*Spoilers and Such*
The Druid of Shannara opens with the King of the Silver River, a sort of Tom Bombadil analog that has taken on a life of its own as the series progressed. We might take this a central metaphor for the whole series: something that began as a mere pastiche of Tolkien and has over time evolved into its own separate universe. I wonder if the mention of "The Word" caught my eye when I was in Jr. High. I was studying the Gospel of John for Quiz Team at the time. If it did, I don't remember it. of course, Terry Brooks' word is a rather different thing than the Son of Man or even Marcus Aurelius' Logos. Still, the Christian resonances in this passage are unmistakable: a servant of The Word in imitation of its creator draws up earth into itself and begets a child that will go into the world and redeem it (of course this is only a creature doing this so there is no question of eternal procession, distinct persons, substances, etc.). The markedly mythic language that Brooks employs to describe the whole scene is a welcome change adding the richness of an implied mythology to the imagined world of the Four Lands. There are some similarities here to what Ursula K. LeGuin was doing at the same time in her Earthsea novels with the "daughter of god" character, Tehanu and I wonder if there is any connection or correlation. Looking back at the function that Quickening will serve, I see shades of God Emperor of Dune, and of course the name implies a connection with the Highlander Series. Who knows what was in the water or in the leaf-mold of the mind when this opening was devised. In this opening chapter I also encountered my first reminder of how little I remember about this book: I couldn't remember a thing about the story's villain, Uhl Belk.

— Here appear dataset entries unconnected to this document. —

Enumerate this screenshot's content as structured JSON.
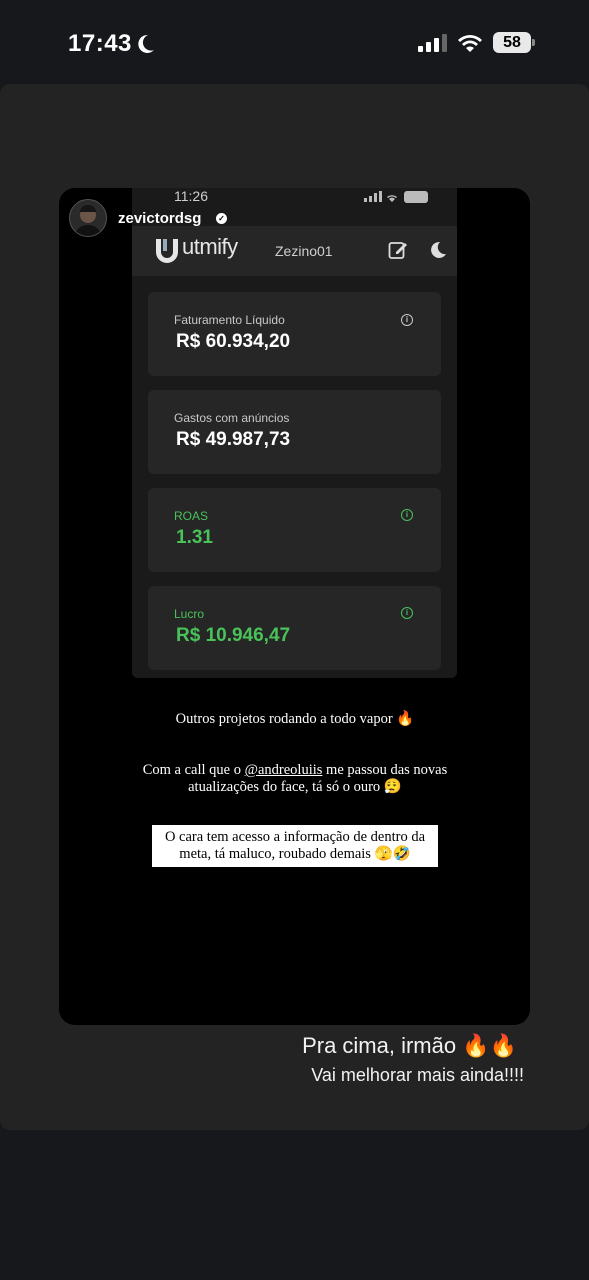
{
  "status_bar": {
    "time": "17:43",
    "battery": "58"
  },
  "story": {
    "username": "zevictordsg",
    "screenshot": {
      "time": "11:26",
      "app_name": "utmify",
      "account": "Zezino01",
      "metrics": [
        {
          "label": "Faturamento Líquido",
          "value": "R$ 60.934,20",
          "accent": "#ffffff"
        },
        {
          "label": "Gastos com anúncios",
          "value": "R$ 49.987,73",
          "accent": "#ffffff"
        },
        {
          "label": "ROAS",
          "value": "1.31",
          "accent": "#49c25a"
        },
        {
          "label": "Lucro",
          "value": "R$ 10.946,47",
          "accent": "#49c25a"
        }
      ]
    },
    "captions": {
      "line1": "Outros projetos rodando a todo vapor 🔥",
      "line2a": "Com a call que o ",
      "mention": "@andreoluiis",
      "line2b": " me passou das novas atualizações do face, tá só o ouro 😮‍💨",
      "line3": "O cara tem acesso a informação de dentro da meta, tá maluco, roubado demais 🫣🤣"
    }
  },
  "reply": {
    "line1": "Pra cima, irmão 🔥🔥",
    "line2": "Vai melhorar mais ainda!!!!"
  }
}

Once the story moves on to Walker Boh, my memory revives a little (but not much). I do enjoy that Walker is a little more cerebral than the other heroes. It's interesting to have a main character in these novels who's closer to thirty than to fifteen. Maybe that's a clue as to why I this book evidently didn't make much impression on me all those years ago. Whatever may be the case, Walker definitely has a more philosophical (I use the term loosely) and emotional journey than the other characters thus far. The reappearance of Cogline in this section is also welcome. We sense that Walker's success on the quest will be proportional to his relationship with the old man. This is a nice little added complexity: Walker isn't just going on a quest to save the Four Lands, he's also going on a quest to find peace with himself and his adopted father. Again, I find that Brooks' skill as a writer has grown leaps and bounds since the writing of The Wishsong of Shannra even if this is all still very much in the realm of light fiction.
Well, times wasting and that's all I've really got for today. As always, we'll see how it goes. Best wishes all!